● **Work task**: Every entry needs to be repeated exactly, with nothing left out.

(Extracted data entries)
□ □ □ □ □ □ □
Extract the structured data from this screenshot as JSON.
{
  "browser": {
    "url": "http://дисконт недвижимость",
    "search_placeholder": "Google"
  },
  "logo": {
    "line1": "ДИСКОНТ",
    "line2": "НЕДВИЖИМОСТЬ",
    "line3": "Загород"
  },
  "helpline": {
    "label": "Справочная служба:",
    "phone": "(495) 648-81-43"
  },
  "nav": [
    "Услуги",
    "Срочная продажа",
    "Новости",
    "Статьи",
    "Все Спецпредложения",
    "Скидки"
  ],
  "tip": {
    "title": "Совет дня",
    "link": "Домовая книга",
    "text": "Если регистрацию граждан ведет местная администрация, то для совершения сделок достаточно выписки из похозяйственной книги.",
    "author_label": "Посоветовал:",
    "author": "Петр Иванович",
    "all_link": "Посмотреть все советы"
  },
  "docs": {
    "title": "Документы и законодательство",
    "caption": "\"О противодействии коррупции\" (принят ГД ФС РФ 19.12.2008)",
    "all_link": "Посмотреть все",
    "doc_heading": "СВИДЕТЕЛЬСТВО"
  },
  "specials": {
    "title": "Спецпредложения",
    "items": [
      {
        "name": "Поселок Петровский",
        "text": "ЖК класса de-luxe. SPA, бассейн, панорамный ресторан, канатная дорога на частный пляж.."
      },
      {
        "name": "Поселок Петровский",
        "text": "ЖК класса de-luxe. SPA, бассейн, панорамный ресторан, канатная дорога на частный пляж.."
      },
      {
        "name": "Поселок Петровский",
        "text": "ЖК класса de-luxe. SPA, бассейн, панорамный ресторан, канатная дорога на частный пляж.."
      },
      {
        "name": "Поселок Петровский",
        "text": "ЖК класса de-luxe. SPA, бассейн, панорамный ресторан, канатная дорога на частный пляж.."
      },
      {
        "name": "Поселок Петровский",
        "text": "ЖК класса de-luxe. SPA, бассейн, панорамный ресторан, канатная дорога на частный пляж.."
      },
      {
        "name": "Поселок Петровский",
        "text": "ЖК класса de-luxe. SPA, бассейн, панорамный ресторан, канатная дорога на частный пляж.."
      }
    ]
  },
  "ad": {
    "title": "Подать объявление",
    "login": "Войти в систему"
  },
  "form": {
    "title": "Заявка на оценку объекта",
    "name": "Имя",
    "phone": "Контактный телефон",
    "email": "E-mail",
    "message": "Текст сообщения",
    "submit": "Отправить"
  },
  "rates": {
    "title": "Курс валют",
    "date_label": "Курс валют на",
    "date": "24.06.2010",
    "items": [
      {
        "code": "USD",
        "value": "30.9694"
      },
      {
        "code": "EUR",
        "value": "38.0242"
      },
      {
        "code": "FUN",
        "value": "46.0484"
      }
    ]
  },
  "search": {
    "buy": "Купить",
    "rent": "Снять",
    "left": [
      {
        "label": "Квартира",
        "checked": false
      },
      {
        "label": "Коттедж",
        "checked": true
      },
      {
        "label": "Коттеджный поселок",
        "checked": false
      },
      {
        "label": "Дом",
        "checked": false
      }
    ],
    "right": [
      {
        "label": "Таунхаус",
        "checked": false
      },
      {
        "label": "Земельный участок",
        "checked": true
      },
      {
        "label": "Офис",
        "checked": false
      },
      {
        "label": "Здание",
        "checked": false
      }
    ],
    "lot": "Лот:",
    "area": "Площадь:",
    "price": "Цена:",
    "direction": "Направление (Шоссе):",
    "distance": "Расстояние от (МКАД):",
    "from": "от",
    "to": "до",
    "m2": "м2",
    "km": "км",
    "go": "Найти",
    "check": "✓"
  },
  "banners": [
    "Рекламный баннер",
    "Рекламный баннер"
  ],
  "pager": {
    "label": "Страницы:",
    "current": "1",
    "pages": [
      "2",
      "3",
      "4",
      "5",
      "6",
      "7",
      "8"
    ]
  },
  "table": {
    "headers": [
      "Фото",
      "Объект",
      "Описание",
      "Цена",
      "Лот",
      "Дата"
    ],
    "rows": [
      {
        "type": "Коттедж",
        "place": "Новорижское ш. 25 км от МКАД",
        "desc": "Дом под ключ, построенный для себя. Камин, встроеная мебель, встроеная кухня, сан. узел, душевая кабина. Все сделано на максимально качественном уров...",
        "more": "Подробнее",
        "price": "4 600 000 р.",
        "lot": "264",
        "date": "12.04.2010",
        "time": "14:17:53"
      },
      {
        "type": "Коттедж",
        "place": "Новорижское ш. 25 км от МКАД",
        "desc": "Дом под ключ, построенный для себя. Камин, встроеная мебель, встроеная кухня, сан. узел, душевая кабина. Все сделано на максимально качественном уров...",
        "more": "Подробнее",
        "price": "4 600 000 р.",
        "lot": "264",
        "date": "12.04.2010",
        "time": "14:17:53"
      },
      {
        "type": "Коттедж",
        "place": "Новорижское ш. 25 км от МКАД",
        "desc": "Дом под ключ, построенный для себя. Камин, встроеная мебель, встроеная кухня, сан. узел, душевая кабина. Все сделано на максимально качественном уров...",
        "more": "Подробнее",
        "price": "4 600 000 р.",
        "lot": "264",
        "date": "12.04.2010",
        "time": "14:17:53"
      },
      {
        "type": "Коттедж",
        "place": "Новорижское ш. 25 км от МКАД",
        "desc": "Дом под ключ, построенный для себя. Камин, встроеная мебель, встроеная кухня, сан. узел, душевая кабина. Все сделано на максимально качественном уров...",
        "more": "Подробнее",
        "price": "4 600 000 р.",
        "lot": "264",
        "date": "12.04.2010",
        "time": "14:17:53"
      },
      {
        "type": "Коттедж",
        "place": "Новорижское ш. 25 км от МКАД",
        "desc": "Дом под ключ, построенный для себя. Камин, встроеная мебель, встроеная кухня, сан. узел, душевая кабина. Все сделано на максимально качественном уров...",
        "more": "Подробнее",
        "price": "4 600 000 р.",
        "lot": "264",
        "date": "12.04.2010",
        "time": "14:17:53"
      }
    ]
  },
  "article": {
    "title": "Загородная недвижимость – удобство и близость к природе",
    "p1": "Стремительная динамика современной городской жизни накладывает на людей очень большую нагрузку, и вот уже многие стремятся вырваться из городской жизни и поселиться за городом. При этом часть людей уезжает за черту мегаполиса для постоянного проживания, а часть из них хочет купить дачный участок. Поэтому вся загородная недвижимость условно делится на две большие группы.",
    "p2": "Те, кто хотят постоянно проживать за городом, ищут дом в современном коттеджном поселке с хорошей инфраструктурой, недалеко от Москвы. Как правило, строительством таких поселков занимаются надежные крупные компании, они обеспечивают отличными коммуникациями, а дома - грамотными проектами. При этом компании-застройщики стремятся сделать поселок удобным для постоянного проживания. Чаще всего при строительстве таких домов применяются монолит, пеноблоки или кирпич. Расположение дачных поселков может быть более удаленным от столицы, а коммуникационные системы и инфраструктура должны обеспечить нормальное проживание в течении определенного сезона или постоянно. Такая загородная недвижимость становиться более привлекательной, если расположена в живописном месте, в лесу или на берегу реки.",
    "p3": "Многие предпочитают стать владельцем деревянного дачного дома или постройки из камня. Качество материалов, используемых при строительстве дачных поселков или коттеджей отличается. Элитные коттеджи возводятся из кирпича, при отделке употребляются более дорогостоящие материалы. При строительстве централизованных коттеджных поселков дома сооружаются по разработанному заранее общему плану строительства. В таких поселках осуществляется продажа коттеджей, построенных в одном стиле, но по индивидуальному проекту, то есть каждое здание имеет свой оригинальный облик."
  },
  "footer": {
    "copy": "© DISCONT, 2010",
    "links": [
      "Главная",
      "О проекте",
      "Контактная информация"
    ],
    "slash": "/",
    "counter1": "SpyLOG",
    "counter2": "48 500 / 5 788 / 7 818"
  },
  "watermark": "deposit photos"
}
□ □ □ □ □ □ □
● **Written solution**:
Extract the structured data from this screenshot as JSON.
{
  "browser": {
    "url": "http://дисконт недвижимость",
    "search_placeholder": "Google"
  },
  "logo": {
    "line1": "ДИСКОНТ",
    "line2": "НЕДВИЖИМОСТЬ",
    "line3": "Загород"
  },
  "helpline": {
    "label": "Справочная служба:",
    "phone": "(495) 648-81-43"
  },
  "nav": [
    "Услуги",
    "Срочная продажа",
    "Новости",
    "Статьи",
    "Все Спецпредложения",
    "Скидки"
  ],
  "tip": {
    "title": "Совет дня",
    "link": "Домовая книга",
    "text": "Если регистрацию граждан ведет местная администрация, то для совершения сделок достаточно выписки из похозяйственной книги.",
    "author_label": "Посоветовал:",
    "author": "Петр Иванович",
    "all_link": "Посмотреть все советы"
  },
  "docs": {
    "title": "Документы и законодательство",
    "caption": "\"О противодействии коррупции\" (принят ГД ФС РФ 19.12.2008)",
    "all_link": "Посмотреть все",
    "doc_heading": "СВИДЕТЕЛЬСТВО"
  },
  "specials": {
    "title": "Спецпредложения",
    "items": [
      {
        "name": "Поселок Петровский",
        "text": "ЖК класса de-luxe. SPA, бассейн, панорамный ресторан, канатная дорога на частный пляж.."
      },
      {
        "name": "Поселок Петровский",
        "text": "ЖК класса de-luxe. SPA, бассейн, панорамный ресторан, канатная дорога на частный пляж.."
      },
      {
        "name": "Поселок Петровский",
        "text": "ЖК класса de-luxe. SPA, бассейн, панорамный ресторан, канатная дорога на частный пляж.."
      },
      {
        "name": "Поселок Петровский",
        "text": "ЖК класса de-luxe. SPA, бассейн, панорамный ресторан, канатная дорога на частный пляж.."
      },
      {
        "name": "Поселок Петровский",
        "text": "ЖК класса de-luxe. SPA, бассейн, панорамный ресторан, канатная дорога на частный пляж.."
      },
      {
        "name": "Поселок Петровский",
        "text": "ЖК класса de-luxe. SPA, бассейн, панорамный ресторан, канатная дорога на частный пляж.."
      }
    ]
  },
  "ad": {
    "title": "Подать объявление",
    "login": "Войти в систему"
  },
  "form": {
    "title": "Заявка на оценку объекта",
    "name": "Имя",
    "phone": "Контактный телефон",
    "email": "E-mail",
    "message": "Текст сообщения",
    "submit": "Отправить"
  },
  "rates": {
    "title": "Курс валют",
    "date_label": "Курс валют на",
    "date": "24.06.2010",
    "items": [
      {
        "code": "USD",
        "value": "30.9694"
      },
      {
        "code": "EUR",
        "value": "38.0242"
      },
      {
        "code": "FUN",
        "value": "46.0484"
      }
    ]
  },
  "search": {
    "buy": "Купить",
    "rent": "Снять",
    "left": [
      {
        "label": "Квартира",
        "checked": false
      },
      {
        "label": "Коттедж",
        "checked": true
      },
      {
        "label": "Коттеджный поселок",
        "checked": false
      },
      {
        "label": "Дом",
        "checked": false
      }
    ],
    "right": [
      {
        "label": "Таунхаус",
        "checked": false
      },
      {
        "label": "Земельный участок",
        "checked": true
      },
      {
        "label": "Офис",
        "checked": false
      },
      {
        "label": "Здание",
        "checked": false
      }
    ],
    "lot": "Лот:",
    "area": "Площадь:",
    "price": "Цена:",
    "direction": "Направление (Шоссе):",
    "distance": "Расстояние от (МКАД):",
    "from": "от",
    "to": "до",
    "m2": "м2",
    "km": "км",
    "go": "Найти",
    "check": "✓"
  },
  "banners": [
    "Рекламный баннер",
    "Рекламный баннер"
  ],
  "pager": {
    "label": "Страницы:",
    "current": "1",
    "pages": [
      "2",
      "3",
      "4",
      "5",
      "6",
      "7",
      "8"
    ]
  },
  "table": {
    "headers": [
      "Фото",
      "Объект",
      "Описание",
      "Цена",
      "Лот",
      "Дата"
    ],
    "rows": [
      {
        "type": "Коттедж",
        "place": "Новорижское ш. 25 км от МКАД",
        "desc": "Дом под ключ, построенный для себя. Камин, встроеная мебель, встроеная кухня, сан. узел, душевая кабина. Все сделано на максимально качественном уров...",
        "more": "Подробнее",
        "price": "4 600 000 р.",
        "lot": "264",
        "date": "12.04.2010",
        "time": "14:17:53"
      },
      {
        "type": "Коттедж",
        "place": "Новорижское ш. 25 км от МКАД",
        "desc": "Дом под ключ, построенный для себя. Камин, встроеная мебель, встроеная кухня, сан. узел, душевая кабина. Все сделано на максимально качественном уров...",
        "more": "Подробнее",
        "price": "4 600 000 р.",
        "lot": "264",
        "date": "12.04.2010",
        "time": "14:17:53"
      },
      {
        "type": "Коттедж",
        "place": "Новорижское ш. 25 км от МКАД",
        "desc": "Дом под ключ, построенный для себя. Камин, встроеная мебель, встроеная кухня, сан. узел, душевая кабина. Все сделано на максимально качественном уров...",
        "more": "Подробнее",
        "price": "4 600 000 р.",
        "lot": "264",
        "date": "12.04.2010",
        "time": "14:17:53"
      },
      {
        "type": "Коттедж",
        "place": "Новорижское ш. 25 км от МКАД",
        "desc": "Дом под ключ, построенный для себя. Камин, встроеная мебель, встроеная кухня, сан. узел, душевая кабина. Все сделано на максимально качественном уров...",
        "more": "Подробнее",
        "price": "4 600 000 р.",
        "lot": "264",
        "date": "12.04.2010",
        "time": "14:17:53"
      },
      {
        "type": "Коттедж",
        "place": "Новорижское ш. 25 км от МКАД",
        "desc": "Дом под ключ, построенный для себя. Камин, встроеная мебель, встроеная кухня, сан. узел, душевая кабина. Все сделано на максимально качественном уров...",
        "more": "Подробнее",
        "price": "4 600 000 р.",
        "lot": "264",
        "date": "12.04.2010",
        "time": "14:17:53"
      }
    ]
  },
  "article": {
    "title": "Загородная недвижимость – удобство и близость к природе",
    "p1": "Стремительная динамика современной городской жизни накладывает на людей очень большую нагрузку, и вот уже многие стремятся вырваться из городской жизни и поселиться за городом. При этом часть людей уезжает за черту мегаполиса для постоянного проживания, а часть из них хочет купить дачный участок. Поэтому вся загородная недвижимость условно делится на две большие группы.",
    "p2": "Те, кто хотят постоянно проживать за городом, ищут дом в современном коттеджном поселке с хорошей инфраструктурой, недалеко от Москвы. Как правило, строительством таких поселков занимаются надежные крупные компании, они обеспечивают отличными коммуникациями, а дома - грамотными проектами. При этом компании-застройщики стремятся сделать поселок удобным для постоянного проживания. Чаще всего при строительстве таких домов применяются монолит, пеноблоки или кирпич. Расположение дачных поселков может быть более удаленным от столицы, а коммуникационные системы и инфраструктура должны обеспечить нормальное проживание в течении определенного сезона или постоянно. Такая загородная недвижимость становиться более привлекательной, если расположена в живописном месте, в лесу или на берегу реки.",
    "p3": "Многие предпочитают стать владельцем деревянного дачного дома или постройки из камня. Качество материалов, используемых при строительстве дачных поселков или коттеджей отличается. Элитные коттеджи возводятся из кирпича, при отделке употребляются более дорогостоящие материалы. При строительстве централизованных коттеджных поселков дома сооружаются по разработанному заранее общему плану строительства. В таких поселках осуществляется продажа коттеджей, построенных в одном стиле, но по индивидуальному проекту, то есть каждое здание имеет свой оригинальный облик."
  },
  "footer": {
    "copy": "© DISCONT, 2010",
    "links": [
      "Главная",
      "О проекте",
      "Контактная информация"
    ],
    "slash": "/",
    "counter1": "SpyLOG",
    "counter2": "48 500 / 5 788 / 7 818"
  },
  "watermark": "deposit photos"
}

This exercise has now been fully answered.